_TASK DESCRIPTION:_
Without changing a character, output all of the records.

━━ EXTRACTED MATERIAL

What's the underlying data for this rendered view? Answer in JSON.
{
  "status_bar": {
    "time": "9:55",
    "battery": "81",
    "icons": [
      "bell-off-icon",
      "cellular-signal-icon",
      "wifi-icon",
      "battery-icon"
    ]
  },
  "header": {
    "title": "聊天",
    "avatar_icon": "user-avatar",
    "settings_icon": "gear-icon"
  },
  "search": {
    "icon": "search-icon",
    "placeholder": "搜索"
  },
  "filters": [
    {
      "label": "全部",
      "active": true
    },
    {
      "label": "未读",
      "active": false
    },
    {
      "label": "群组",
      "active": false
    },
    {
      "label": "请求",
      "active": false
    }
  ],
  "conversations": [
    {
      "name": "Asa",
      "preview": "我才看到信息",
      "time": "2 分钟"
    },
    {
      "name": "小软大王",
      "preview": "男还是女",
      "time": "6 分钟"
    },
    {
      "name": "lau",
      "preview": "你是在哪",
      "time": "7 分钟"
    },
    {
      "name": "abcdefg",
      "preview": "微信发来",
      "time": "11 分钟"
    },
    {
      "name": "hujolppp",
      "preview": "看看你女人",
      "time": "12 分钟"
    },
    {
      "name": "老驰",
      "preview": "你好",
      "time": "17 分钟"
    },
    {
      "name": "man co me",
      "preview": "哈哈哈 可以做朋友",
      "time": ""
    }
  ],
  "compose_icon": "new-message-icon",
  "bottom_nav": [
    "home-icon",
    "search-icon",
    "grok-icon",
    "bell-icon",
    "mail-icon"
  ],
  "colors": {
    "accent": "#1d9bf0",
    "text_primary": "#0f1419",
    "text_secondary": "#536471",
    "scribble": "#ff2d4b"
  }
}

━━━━

_SOLUTION TO THE PROBLEM:_
What's the underlying data for this rendered view? Answer in JSON.
{
  "status_bar": {
    "time": "9:55",
    "battery": "81",
    "icons": [
      "bell-off-icon",
      "cellular-signal-icon",
      "wifi-icon",
      "battery-icon"
    ]
  },
  "header": {
    "title": "聊天",
    "avatar_icon": "user-avatar",
    "settings_icon": "gear-icon"
  },
  "search": {
    "icon": "search-icon",
    "placeholder": "搜索"
  },
  "filters": [
    {
      "label": "全部",
      "active": true
    },
    {
      "label": "未读",
      "active": false
    },
    {
      "label": "群组",
      "active": false
    },
    {
      "label": "请求",
      "active": false
    }
  ],
  "conversations": [
    {
      "name": "Asa",
      "preview": "我才看到信息",
      "time": "2 分钟"
    },
    {
      "name": "小软大王",
      "preview": "男还是女",
      "time": "6 分钟"
    },
    {
      "name": "lau",
      "preview": "你是在哪",
      "time": "7 分钟"
    },
    {
      "name": "abcdefg",
      "preview": "微信发来",
      "time": "11 分钟"
    },
    {
      "name": "hujolppp",
      "preview": "看看你女人",
      "time": "12 分钟"
    },
    {
      "name": "老驰",
      "preview": "你好",
      "time": "17 分钟"
    },
    {
      "name": "man co me",
      "preview": "哈哈哈 可以做朋友",
      "time": ""
    }
  ],
  "compose_icon": "new-message-icon",
  "bottom_nav": [
    "home-icon",
    "search-icon",
    "grok-icon",
    "bell-icon",
    "mail-icon"
  ],
  "colors": {
    "accent": "#1d9bf0",
    "text_primary": "#0f1419",
    "text_secondary": "#536471",
    "scribble": "#ff2d4b"
  }
}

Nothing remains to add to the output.